19 Oct No-Gas Beans
Okay, I can’t truly promise 100% gas-free beans. But how about a significant reduction?
We all know that beans are a “healthy” food, full of fiber, protein and antioxidants. They’re cheap and available almost everywhere. Best of all, dried beans are lightweight and easy to store.
So why don’t we eat beans all the time? For most of us, um, er, well, it’s the gas and bloating that beans can give us.
Dave and I love beans in all sorts of dishes — chili, soups, stews, dips and more. But it wasn’t until Jan (who writes CommuterCruiser and co-wrote The Boat Galley Cookbook with me) told me how to prepare “no-gas beans” that we began eating them four or five times a week.
It turns out that the gassiness is caused by indigestible carbohydrates in beans, with some varieties having more than others. The good news is that these carbohydrates are water soluble, so soaking and rinsing will make a noticeable difference. Cooking thoroughly also helps to break down the carbohydrates, and some spices will work to do the same thing. Combining all three of these methods will produce virtually “no-gas beans.”
Before going into details on these various items, note that if you go from rarely eating beans to eating them frequently, you need to make the change gradually. Beans are a very high fiber food, and making a sudden switch from a low fiber diet to a high fiber diet can cause constipation and/or diarrhea no matter how “gas-free” the preparation method. Slowly increasing your consumption over one to two months will make the transition much smoother.
Soak and Rinse
In general, the longer you soak dried beans, the more indigestible carbs will be leached out from the beans into the water. Discarding the soak water (actually, I use it to rinse and soak dirty dishes so it’s not wasted) can get rid of up to 90% of the indigestible carbs. But you have to plan ahead!
Use 4 to 5 times as much water as dried beans in a pan. No salt or anything else. Bring the beans to a boil for 3 minutes, then let them sit in the water overnight (no need to refrigerate). When you’re ready to cook the beans, discard this water, rinse the beans with a little more water, and then add the cooking water as specified in the recipe. If possible (depending on the recipe), discard the cooking water, too, before using the beans.
With canned beans, drain and rinse the beans before using them in a recipe. And if you have time to let them sit a few minutes in the “rinse water” before swishing it around and pouring it off, you’ll discard even more of the gas-producing carbs. An added benefit if you’re watching your sodium intake is that this removes quite a bit of salt — canned beans are loaded with it!
Thoroughly Cook Beans

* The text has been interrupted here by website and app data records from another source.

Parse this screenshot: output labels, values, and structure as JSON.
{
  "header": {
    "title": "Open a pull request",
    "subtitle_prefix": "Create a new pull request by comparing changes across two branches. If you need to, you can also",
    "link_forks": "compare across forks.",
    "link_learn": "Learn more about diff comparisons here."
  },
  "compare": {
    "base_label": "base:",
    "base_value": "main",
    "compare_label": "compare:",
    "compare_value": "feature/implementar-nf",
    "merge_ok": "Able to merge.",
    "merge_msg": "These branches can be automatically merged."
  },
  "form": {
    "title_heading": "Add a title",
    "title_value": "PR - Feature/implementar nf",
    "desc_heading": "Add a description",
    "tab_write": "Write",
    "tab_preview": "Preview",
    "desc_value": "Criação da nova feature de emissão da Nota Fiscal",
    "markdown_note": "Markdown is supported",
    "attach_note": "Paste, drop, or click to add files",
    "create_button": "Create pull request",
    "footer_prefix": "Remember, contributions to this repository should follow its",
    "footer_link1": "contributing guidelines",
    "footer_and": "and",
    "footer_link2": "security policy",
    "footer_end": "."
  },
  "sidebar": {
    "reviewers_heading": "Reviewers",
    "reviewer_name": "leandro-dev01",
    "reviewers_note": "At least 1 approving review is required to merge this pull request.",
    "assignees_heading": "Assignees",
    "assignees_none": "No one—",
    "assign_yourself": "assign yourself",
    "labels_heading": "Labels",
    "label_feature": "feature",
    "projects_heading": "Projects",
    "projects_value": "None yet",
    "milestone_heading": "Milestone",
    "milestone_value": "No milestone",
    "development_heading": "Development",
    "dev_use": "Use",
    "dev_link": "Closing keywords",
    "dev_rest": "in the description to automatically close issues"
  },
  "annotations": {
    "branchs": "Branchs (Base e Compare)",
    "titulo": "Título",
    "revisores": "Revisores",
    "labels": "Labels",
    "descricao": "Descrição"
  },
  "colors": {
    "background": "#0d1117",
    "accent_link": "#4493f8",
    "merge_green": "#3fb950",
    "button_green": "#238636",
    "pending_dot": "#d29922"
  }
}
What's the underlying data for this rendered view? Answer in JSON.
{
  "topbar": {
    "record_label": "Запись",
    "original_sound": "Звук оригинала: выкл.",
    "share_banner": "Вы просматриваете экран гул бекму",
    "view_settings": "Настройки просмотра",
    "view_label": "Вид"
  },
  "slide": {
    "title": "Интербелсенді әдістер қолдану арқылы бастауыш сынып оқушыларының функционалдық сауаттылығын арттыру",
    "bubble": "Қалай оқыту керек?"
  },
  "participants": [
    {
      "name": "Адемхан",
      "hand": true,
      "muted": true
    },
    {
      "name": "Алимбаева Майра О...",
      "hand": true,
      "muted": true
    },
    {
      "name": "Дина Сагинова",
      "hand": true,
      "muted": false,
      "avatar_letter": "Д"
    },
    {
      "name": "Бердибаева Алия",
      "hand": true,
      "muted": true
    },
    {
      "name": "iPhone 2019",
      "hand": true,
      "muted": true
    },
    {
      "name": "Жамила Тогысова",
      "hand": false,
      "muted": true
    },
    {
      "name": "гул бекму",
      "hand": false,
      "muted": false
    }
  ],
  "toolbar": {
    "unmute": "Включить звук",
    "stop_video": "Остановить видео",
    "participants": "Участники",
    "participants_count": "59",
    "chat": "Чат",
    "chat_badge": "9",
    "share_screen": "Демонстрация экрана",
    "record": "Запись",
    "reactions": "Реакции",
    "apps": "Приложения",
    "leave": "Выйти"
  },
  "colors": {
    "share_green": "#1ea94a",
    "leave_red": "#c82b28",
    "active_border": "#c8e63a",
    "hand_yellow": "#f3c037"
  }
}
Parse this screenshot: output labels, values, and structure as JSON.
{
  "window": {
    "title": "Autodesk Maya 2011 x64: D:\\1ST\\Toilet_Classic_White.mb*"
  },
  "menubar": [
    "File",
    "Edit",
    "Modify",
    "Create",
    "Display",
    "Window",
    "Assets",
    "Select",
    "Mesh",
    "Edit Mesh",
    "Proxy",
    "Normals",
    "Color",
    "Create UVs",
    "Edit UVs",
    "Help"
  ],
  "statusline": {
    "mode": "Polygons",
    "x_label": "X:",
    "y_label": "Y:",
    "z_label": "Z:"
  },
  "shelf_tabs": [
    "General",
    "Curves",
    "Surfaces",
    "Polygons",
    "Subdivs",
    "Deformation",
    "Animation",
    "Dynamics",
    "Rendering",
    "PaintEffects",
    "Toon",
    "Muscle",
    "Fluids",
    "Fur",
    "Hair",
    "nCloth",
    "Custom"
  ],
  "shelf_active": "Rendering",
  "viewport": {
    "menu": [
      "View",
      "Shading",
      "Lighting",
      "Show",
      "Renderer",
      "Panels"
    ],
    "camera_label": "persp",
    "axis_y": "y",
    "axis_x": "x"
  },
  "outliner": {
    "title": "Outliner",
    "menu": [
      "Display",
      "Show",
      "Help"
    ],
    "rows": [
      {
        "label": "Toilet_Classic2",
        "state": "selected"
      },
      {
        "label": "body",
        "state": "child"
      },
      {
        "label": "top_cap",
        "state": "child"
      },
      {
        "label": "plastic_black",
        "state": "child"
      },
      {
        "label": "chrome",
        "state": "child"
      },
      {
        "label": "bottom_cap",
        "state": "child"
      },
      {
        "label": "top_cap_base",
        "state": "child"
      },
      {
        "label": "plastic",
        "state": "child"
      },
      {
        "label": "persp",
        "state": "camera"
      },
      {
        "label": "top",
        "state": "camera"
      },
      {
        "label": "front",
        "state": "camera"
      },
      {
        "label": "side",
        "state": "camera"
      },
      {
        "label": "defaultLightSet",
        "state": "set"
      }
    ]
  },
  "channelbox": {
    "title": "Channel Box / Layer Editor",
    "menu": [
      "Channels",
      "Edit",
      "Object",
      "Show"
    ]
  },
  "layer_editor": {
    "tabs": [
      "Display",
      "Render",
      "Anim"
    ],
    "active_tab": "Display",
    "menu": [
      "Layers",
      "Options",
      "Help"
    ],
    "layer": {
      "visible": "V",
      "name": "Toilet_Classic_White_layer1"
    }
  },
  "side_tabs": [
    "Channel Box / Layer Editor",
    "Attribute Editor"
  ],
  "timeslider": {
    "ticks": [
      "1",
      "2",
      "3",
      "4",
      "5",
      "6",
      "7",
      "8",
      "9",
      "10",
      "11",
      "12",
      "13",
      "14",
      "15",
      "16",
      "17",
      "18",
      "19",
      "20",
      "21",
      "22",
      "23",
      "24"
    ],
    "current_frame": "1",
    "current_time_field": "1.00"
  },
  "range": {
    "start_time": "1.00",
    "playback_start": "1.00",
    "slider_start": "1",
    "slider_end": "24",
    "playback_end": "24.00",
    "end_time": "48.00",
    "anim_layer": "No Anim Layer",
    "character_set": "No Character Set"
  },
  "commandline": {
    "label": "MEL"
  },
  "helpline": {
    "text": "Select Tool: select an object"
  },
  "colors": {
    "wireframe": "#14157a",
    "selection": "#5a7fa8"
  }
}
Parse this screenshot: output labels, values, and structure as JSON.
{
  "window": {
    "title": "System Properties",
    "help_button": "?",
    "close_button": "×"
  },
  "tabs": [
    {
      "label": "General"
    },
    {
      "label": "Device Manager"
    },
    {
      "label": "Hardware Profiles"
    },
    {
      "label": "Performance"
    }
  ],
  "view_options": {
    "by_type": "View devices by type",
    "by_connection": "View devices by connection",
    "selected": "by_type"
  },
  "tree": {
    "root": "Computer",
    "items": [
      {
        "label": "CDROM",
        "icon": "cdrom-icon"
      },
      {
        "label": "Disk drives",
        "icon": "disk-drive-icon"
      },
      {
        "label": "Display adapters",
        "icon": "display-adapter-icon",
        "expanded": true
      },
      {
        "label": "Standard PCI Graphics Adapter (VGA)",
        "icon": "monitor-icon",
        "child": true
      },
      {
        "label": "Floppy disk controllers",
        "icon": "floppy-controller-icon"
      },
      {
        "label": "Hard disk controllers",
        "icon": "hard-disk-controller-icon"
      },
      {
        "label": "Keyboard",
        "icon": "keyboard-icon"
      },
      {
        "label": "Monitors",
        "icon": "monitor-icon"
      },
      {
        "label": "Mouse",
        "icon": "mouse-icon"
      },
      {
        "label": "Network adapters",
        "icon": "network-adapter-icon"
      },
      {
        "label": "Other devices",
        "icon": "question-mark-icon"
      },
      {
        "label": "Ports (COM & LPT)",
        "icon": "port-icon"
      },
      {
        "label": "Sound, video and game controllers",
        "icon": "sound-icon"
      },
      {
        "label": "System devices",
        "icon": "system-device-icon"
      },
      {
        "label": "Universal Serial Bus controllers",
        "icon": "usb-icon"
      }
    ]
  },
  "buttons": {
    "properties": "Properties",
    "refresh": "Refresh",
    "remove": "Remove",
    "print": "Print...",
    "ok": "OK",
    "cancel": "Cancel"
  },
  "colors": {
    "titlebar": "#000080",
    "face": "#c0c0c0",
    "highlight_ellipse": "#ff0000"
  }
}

Cooking the beans thoroughly further breaks down the indigestible carbs. Canned beans have already been cooked, and don’t need to be cooked further until they are added to the final dish.
Don’t add salt or baking soda to the cooking water — or, for that matter, anything that contains salt or sodium. Salt toughens the beans and considerably lengthens the cooking time.
Use about three times as much water as beans, or guesstimate and cover them by at least one inch, preferably two. Cook them until tender . . . not “almost” tender . . . to get rid of as much gas as possible.
Once again, discard the cooking water or save it to use in rinsing dishes. The beans are now ready to use in your final dish.
Add Gas-Reducing Spices
Adding any of the following spices to the finished dish will further help neutralize the gas-producing starches:
- epazote (it’s a Mexican spice, but very bitter and most people don’t like it)
Garlic and onion in the finished dish are reputed to increase gas, as they each can produce it on their own without the beans.
Some cooks swear that adding a touch of baking soda to the final dish helps but there is no scientific evidence to prove it and many say it does not help. I don’t like what it does to the texture of the beans.
Eating yogurt with live cultures definitely will help — learn how to make your own (it’s easy and delicious). You don’t have to eat it at the same meal — a serving a day increases the “good” enzymes and bacteria in your gut so you can better digest foods.
If you still have a problem, the commercial product Beano can help as it provides an enzyme that some people lack. Most people don’t need it, however, if the beans are given a good long soak (until at least doubled in size) and thoroughly cooked.